1988 was the year of paranoia over doll murderers, and Chucky of the film Child’s Play was the character who brought the most fear over his viewers. Quick fill-in: a serial killer who is nearing death casts a spell in order to be reincarnated in the real world as a doll, and is picked up by a six-year-old boy who experiences the horror that the doll brings. A three-foot-tall redhead wearing a blue denim jumper and a striped sweater, made completely out of plastic and rubber, has got the whole world running for their lives just because a director decides to give the doll a knife and cover it with ketchup. But Chucky does not just kill people. He also attempts to have sex with women using his little plastic penis, and it doesn’t even end there. Chucky has a girlfriend who, by some stroke of genius, decides to reincarnate herself as a doll and call herself the Bride of Chucky. These two three-foot-doll murderers then look for someone to reincarnate them as humans. I don’t know why the Bride of Chucky didn’t just cast the spell herself so that her freaky doll hubby could be human, but my guess is that it’s because she’s an idiot. She even gets knocked up by Chucky and somehow gives birth to another doll! Look out world, a dysfunctional family of sentient plastic dolls wants to play!
Teenage girls all over North America nodded in unison in movie theatres when Mean Girls’ protagonist Cady Heron – err, pre-meth Lindsay Lohan – opined that “in girl world, Halloween is the one night a year when a girl can dress like a total slut and no other girls can say anything about it.” Writer Tina Fey hit the nail on the head in many respects when she wrote the female-fronted comedy about high school juniors in America, but her wry comment about sexy Halloween costumes for young females was the refreshing voice of candor that was much needed in 2004. Nearly 10 years later, it still rings true – but it’s no longer as shocking – as none of the females I know are actually trying to conceal the fact that whatever costume choice they’ve made is preceded by the word “sexy”. What’s most frightening to me, as a woman in favour of equal rights, is the lack of support from other women for our slutty choices, under the guise of feminism. Many people might call that “first wave feminism versus second or third-wave feminism.” My personal mantra for that is: “If you degrade other women for their choices under the guise of feminism, you’re a jerk – not a feminist.” A woman being proud of her body – slutty Halloween costume or not – is nothing to gasp at. My exposed cellulite, on the other hand, is worth a scream.
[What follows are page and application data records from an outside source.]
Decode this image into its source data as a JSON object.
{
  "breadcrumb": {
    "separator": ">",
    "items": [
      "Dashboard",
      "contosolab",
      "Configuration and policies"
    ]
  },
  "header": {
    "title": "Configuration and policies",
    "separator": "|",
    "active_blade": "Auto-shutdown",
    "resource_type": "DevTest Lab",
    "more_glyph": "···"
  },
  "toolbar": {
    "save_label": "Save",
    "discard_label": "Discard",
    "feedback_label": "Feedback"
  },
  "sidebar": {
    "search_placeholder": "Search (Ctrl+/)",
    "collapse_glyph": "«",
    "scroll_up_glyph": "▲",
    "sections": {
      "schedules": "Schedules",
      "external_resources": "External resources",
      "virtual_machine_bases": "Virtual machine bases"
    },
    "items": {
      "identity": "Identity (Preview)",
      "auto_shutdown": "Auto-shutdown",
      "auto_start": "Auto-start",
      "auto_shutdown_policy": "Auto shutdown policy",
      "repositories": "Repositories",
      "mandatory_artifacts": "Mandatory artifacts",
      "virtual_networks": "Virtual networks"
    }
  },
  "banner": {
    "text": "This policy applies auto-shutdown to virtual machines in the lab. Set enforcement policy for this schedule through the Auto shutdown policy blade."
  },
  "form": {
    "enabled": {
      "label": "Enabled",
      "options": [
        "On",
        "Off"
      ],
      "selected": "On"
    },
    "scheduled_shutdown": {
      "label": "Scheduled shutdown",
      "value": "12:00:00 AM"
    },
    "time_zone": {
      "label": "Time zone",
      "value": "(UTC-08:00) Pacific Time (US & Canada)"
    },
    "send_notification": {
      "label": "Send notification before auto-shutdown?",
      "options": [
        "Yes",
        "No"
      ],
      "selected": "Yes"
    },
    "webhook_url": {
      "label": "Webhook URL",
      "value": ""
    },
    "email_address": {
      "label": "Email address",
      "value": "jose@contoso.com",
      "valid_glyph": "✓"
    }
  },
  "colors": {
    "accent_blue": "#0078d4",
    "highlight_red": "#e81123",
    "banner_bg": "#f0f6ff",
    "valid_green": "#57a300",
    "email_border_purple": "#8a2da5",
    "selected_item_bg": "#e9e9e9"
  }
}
Published on Oct 30, 2013
Published on Oct 30, 2013
The Halloween edition of Capilano University's student newspaper, The Capilano Courier! This issue featuring articles on excorcism, how to s...